**YOUR OBJECTIVE**
Find every line of the listing below where "Ορισμοί" appears, and copy it.

**TASK INPUTS**
# # # # # # #

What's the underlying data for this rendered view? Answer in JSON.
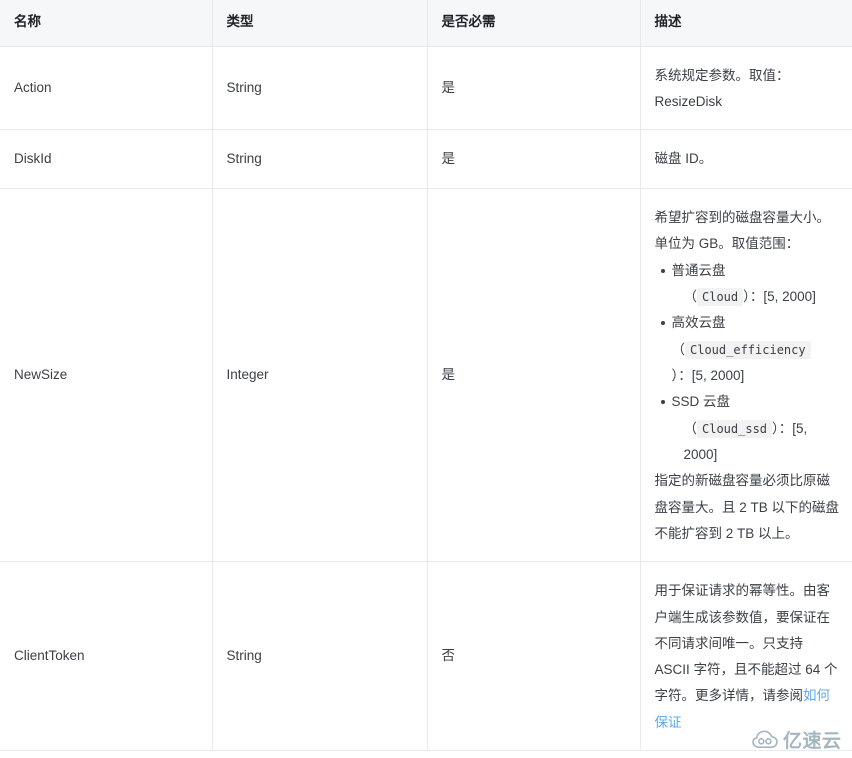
{
  "table": {
    "columns": [
      {
        "key": "name",
        "label": "名称"
      },
      {
        "key": "type",
        "label": "类型"
      },
      {
        "key": "required",
        "label": "是否必需"
      },
      {
        "key": "description",
        "label": "描述"
      }
    ],
    "rows": [
      {
        "name": "Action",
        "type": "String",
        "required": "是",
        "description_text": "系统规定参数。取值：ResizeDisk",
        "description_lines": [
          "系统规定参数。取值：",
          "ResizeDisk"
        ]
      },
      {
        "name": "DiskId",
        "type": "String",
        "required": "是",
        "description_text": "磁盘 ID。",
        "description_lines": [
          "磁盘 ID。"
        ]
      },
      {
        "name": "NewSize",
        "type": "Integer",
        "required": "是",
        "description_intro": "希望扩容到的磁盘容量大小。单位为 GB。取值范围：",
        "description_bullets": [
          {
            "label": "普通云盘",
            "open_paren": "（",
            "code": "Cloud",
            "close_paren": "）",
            "range": "：[5, 2000]"
          },
          {
            "label": "高效云盘",
            "open_paren": "（",
            "code": "Cloud_efficiency",
            "close_paren": "）",
            "range": "：[5, 2000]"
          },
          {
            "label": "SSD 云盘",
            "open_paren": "（",
            "code": "Cloud_ssd",
            "close_paren": "）",
            "range": "：[5, 2000]"
          }
        ],
        "description_note": "指定的新磁盘容量必须比原磁盘容量大。且 2 TB 以下的磁盘不能扩容到 2 TB 以上。"
      },
      {
        "name": "ClientToken",
        "type": "String",
        "required": "否",
        "description_text": "用于保证请求的幂等性。由客户端生成该参数值，要保证在不同请求间唯一。只支持 ASCII 字符，且不能超过 64 个字符。更多详情，请参阅",
        "description_link": "如何保证"
      }
    ]
  },
  "watermark": {
    "text": "亿速云",
    "logo_icon": "cloud-icon",
    "color": "#9fb4bd"
  },
  "colors": {
    "header_background": "#f6f7f8",
    "border": "#e8eaec",
    "text": "#3b4047",
    "header_text": "#1f2329",
    "link": "#5fa8e8",
    "code_background": "#f2f2f3"
  }
}
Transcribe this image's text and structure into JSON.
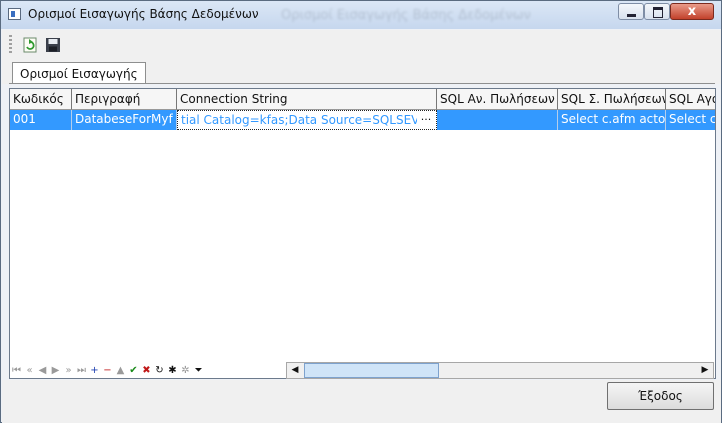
{
  "window": {
    "title": "Ορισμοί Εισαγωγής Βάσης Δεδομένων",
    "blurred_title": "Ορισμοί Εισαγωγής Βάσης Δεδομένων",
    "close_glyph": "x"
  },
  "toolbar": {
    "buttons": [
      "refresh-icon",
      "save-icon"
    ]
  },
  "tabs": [
    {
      "label": "Ορισμοί Εισαγωγής",
      "active": true
    }
  ],
  "grid": {
    "columns": [
      "Κωδικός",
      "Περιγραφή",
      "Connection String",
      "SQL Αν. Πωλήσεων",
      "SQL Σ. Πωλήσεων",
      "SQL Αγο"
    ],
    "rows": [
      [
        "001",
        "DatabeseForMyf",
        "tial Catalog=kfas;Data Source=SQLSEVER",
        "",
        "Select c.afm actor",
        "Select c"
      ]
    ],
    "selected_row": 0,
    "editing_cell": "Connection String",
    "ellipsis": "···"
  },
  "navigator": {
    "buttons": [
      {
        "icon": "first-icon",
        "glyph": "⏮"
      },
      {
        "icon": "prev-page-icon",
        "glyph": "«"
      },
      {
        "icon": "prev-icon",
        "glyph": "◀"
      },
      {
        "icon": "next-icon",
        "glyph": "▶"
      },
      {
        "icon": "next-page-icon",
        "glyph": "»"
      },
      {
        "icon": "last-icon",
        "glyph": "⏭"
      },
      {
        "icon": "add-icon",
        "glyph": "+"
      },
      {
        "icon": "delete-icon",
        "glyph": "−"
      },
      {
        "icon": "edit-icon",
        "glyph": "▲"
      },
      {
        "icon": "post-icon",
        "glyph": "✔"
      },
      {
        "icon": "cancel-icon",
        "glyph": "✖"
      },
      {
        "icon": "refresh-icon",
        "glyph": "↻"
      },
      {
        "icon": "bookmark-icon",
        "glyph": "✱"
      },
      {
        "icon": "goto-bookmark-icon",
        "glyph": "✲"
      },
      {
        "icon": "filter-icon",
        "glyph": "⏷"
      }
    ],
    "colors": {
      "add": "#1c3fb0",
      "delete": "#c01818",
      "post": "#1a8a1a",
      "cancel": "#c01818",
      "disabled": "#9a9a9a",
      "default": "#111111"
    }
  },
  "buttons": {
    "exit_label": "Έξοδος"
  },
  "colors": {
    "selection": "#3399ff",
    "titlebar": "#c6d7ee"
  }
}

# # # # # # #

**SOLVED EXERCISE**
    "title": "Ορισμοί Εισαγωγής Βάσης Δεδομένων",
    "blurred_title": "Ορισμοί Εισαγωγής Βάσης Δεδομένων",
      "label": "Ορισμοί Εισαγωγής",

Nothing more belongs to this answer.